Ridgway was sentenced last week to life in prison without the possibility of release for the aggravated murder of 48 women between 1982 and 1998.

Matthew Ridgway was a 26-year-old Marine stationed at Camp Pendleton near San Diego when the detectives showed up at his door.

He told them his father was a part-time dad who had visitation rights every other weekend after he was divorced in 1981 from Matthew's mother, Marcia Winslow.

One of the most vivid childhood memories, Matthew Ridgway said, was of his father getting off the graveyard shift at the Kenworth truck plant, where he painted trucks, and taking his son to a doughnut shop well after midnight.

They would buy sprinkled doughnuts and drive to Seattle-Tacoma International Airport, where they stopped in front of the Red Lion hotel on the Sea-Tac strip.

"When it was dark and the lights ... the elevators ... the red lights of the elevators going up and down I thought that was really ... really neat and, you know, you got the sound of the airport behind ya," Matthew Ridgway told Strathy.

"So I ... I had (my father), you know, I wanted him to, you know, stop so we could see the elevators go up and down. ... "

When he was 7 or 8 years old, his father pulled over once to help at an accident scene. Matthew Ridgway recalled his father pulling an Army surplus blanket out of the trunk and spreading it over one of the accident victims.

His father wasn't around much when he was very young, because of the divorce, Matthew Ridgway said. But he said he felt their connection became stronger after he enlisted in the Marines in September 1994. His father had served in the Navy from 1969 to 1971.

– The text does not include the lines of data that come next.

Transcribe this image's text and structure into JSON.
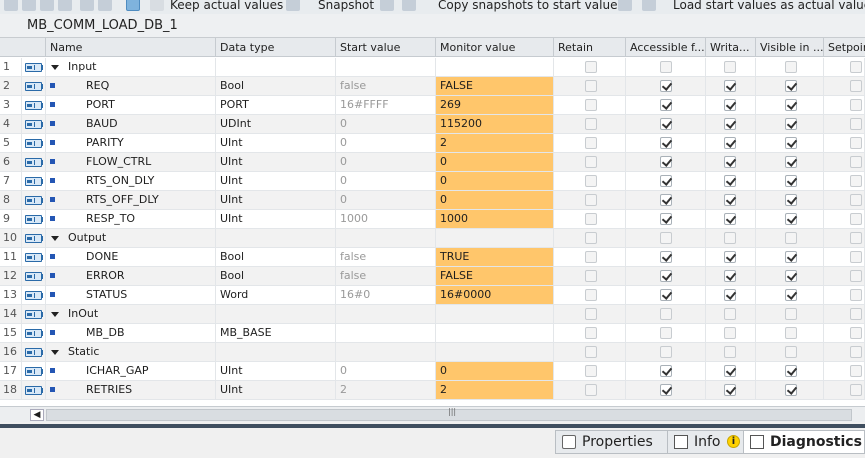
{
  "toolbar": {
    "keep_actual": "Keep actual values",
    "snapshot": "Snapshot",
    "copy_snapshots": "Copy snapshots to start values",
    "load_start": "Load start values as actual values"
  },
  "block_title": "MB_COMM_LOAD_DB_1",
  "columns": {
    "name": "Name",
    "type": "Data type",
    "start": "Start value",
    "monitor": "Monitor value",
    "retain": "Retain",
    "accessible": "Accessible f...",
    "writable": "Writa...",
    "visible": "Visible in ...",
    "setpoint": "Setpoint"
  },
  "rows": [
    {
      "num": "1",
      "name": "Input",
      "type": "",
      "start": "",
      "monitor": "",
      "level": 0,
      "expand": true
    },
    {
      "num": "2",
      "name": "REQ",
      "type": "Bool",
      "start": "false",
      "monitor": "FALSE",
      "level": 1
    },
    {
      "num": "3",
      "name": "PORT",
      "type": "PORT",
      "start": "16#FFFF",
      "monitor": "269",
      "level": 1
    },
    {
      "num": "4",
      "name": "BAUD",
      "type": "UDInt",
      "start": "0",
      "monitor": "115200",
      "level": 1
    },
    {
      "num": "5",
      "name": "PARITY",
      "type": "UInt",
      "start": "0",
      "monitor": "2",
      "level": 1
    },
    {
      "num": "6",
      "name": "FLOW_CTRL",
      "type": "UInt",
      "start": "0",
      "monitor": "0",
      "level": 1
    },
    {
      "num": "7",
      "name": "RTS_ON_DLY",
      "type": "UInt",
      "start": "0",
      "monitor": "0",
      "level": 1
    },
    {
      "num": "8",
      "name": "RTS_OFF_DLY",
      "type": "UInt",
      "start": "0",
      "monitor": "0",
      "level": 1
    },
    {
      "num": "9",
      "name": "RESP_TO",
      "type": "UInt",
      "start": "1000",
      "monitor": "1000",
      "level": 1
    },
    {
      "num": "10",
      "name": "Output",
      "type": "",
      "start": "",
      "monitor": "",
      "level": 0,
      "expand": true
    },
    {
      "num": "11",
      "name": "DONE",
      "type": "Bool",
      "start": "false",
      "monitor": "TRUE",
      "level": 1
    },
    {
      "num": "12",
      "name": "ERROR",
      "type": "Bool",
      "start": "false",
      "monitor": "FALSE",
      "level": 1
    },
    {
      "num": "13",
      "name": "STATUS",
      "type": "Word",
      "start": "16#0",
      "monitor": "16#0000",
      "level": 1
    },
    {
      "num": "14",
      "name": "InOut",
      "type": "",
      "start": "",
      "monitor": "",
      "level": 0,
      "expand": true
    },
    {
      "num": "15",
      "name": "MB_DB",
      "type": "MB_BASE",
      "start": "",
      "monitor": "",
      "level": 1
    },
    {
      "num": "16",
      "name": "Static",
      "type": "",
      "start": "",
      "monitor": "",
      "level": 0,
      "expand": true
    },
    {
      "num": "17",
      "name": "ICHAR_GAP",
      "type": "UInt",
      "start": "0",
      "monitor": "0",
      "level": 1
    },
    {
      "num": "18",
      "name": "RETRIES",
      "type": "UInt",
      "start": "2",
      "monitor": "2",
      "level": 1
    }
  ],
  "bottom_tabs": {
    "properties": "Properties",
    "info": "Info",
    "diagnostics": "Diagnostics"
  }
}
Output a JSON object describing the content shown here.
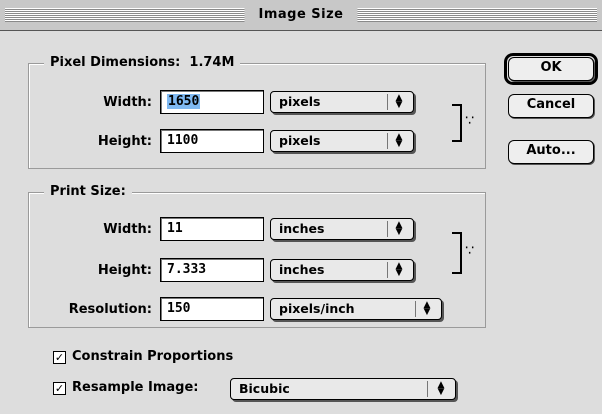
{
  "window": {
    "title": "Image Size"
  },
  "pixel_dimensions": {
    "legend": "Pixel Dimensions:  1.74M",
    "width": {
      "label": "Width:",
      "value": "1650",
      "unit": "pixels"
    },
    "height": {
      "label": "Height:",
      "value": "1100",
      "unit": "pixels"
    }
  },
  "print_size": {
    "legend": "Print Size:",
    "width": {
      "label": "Width:",
      "value": "11",
      "unit": "inches"
    },
    "height": {
      "label": "Height:",
      "value": "7.333",
      "unit": "inches"
    },
    "resolution": {
      "label": "Resolution:",
      "value": "150",
      "unit": "pixels/inch"
    }
  },
  "options": {
    "constrain": {
      "label": "Constrain Proportions",
      "checked": true
    },
    "resample": {
      "label": "Resample Image:",
      "checked": true,
      "method": "Bicubic"
    }
  },
  "buttons": {
    "ok": "OK",
    "cancel": "Cancel",
    "auto": "Auto..."
  },
  "icons": {
    "popup_arrows": "up-down-arrows-icon",
    "link": "chain-link-icon",
    "check": "checkmark-icon"
  },
  "colors": {
    "background": "#dddddd",
    "selection": "#7fb9f2"
  }
}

Among the other details Matthew Ridgway recalled about his father:

He never talked about girls. He spanked his son only once. He didn't carry a grudge. In the mid-1990s he read a lot of religious books. He liked looking at maps of old highways.

And "he had bad short-term memory," Matthew Ridgway said. "He had to write down stuff, (such as) 'Paid this bill on this date,' or 'gonna go do this.' "

He also described his father as a "penny pincher" who drank cheap, boxed wine and went dumpster diving for old junk to fix.

Matthew Ridgway said he never knew his father had hired prostitutes. According to Gary Ridgway's confession, he took his son along once when he killed one of his victims, though the son stayed behind in the truck.

Matthew Ridgway said his mother mentioned once that Gary Ridgway had been arrested in the 1980s for soliciting a prostitute. But he said he never talked to his father about it.

Matthew Ridgway said he had no clue about his father's other life until his father's arrest Nov. 30, 2001.

In fact, that's a common theme among those close to Gary Ridgway, according to court documents filed over the years. They said they never saw a volatile personality; and they saw no signs of snapping, emotional mood swings or hostility toward women.

He rarely, if ever, talked about sex or women to those close to him.

Documents released yesterday say that on Nov. 30, 2001, Thomas Ridgway told King County sheriff's detectives that his brother kept to himself and rarely talked about his personal life.

But a detective asked Thomas Ridgway whether it would be strange to learn that his brother was seen frequenting areas of prostitution, "you know, driving up and down the highways, at all times of the days and nights? Would it be weird for you to hear that? Would it surprise you?"

Thomas Ridgway replied, simply, "No, it wouldn't."

Michael Ko: 206-515-5653 or mko@seattletimes.com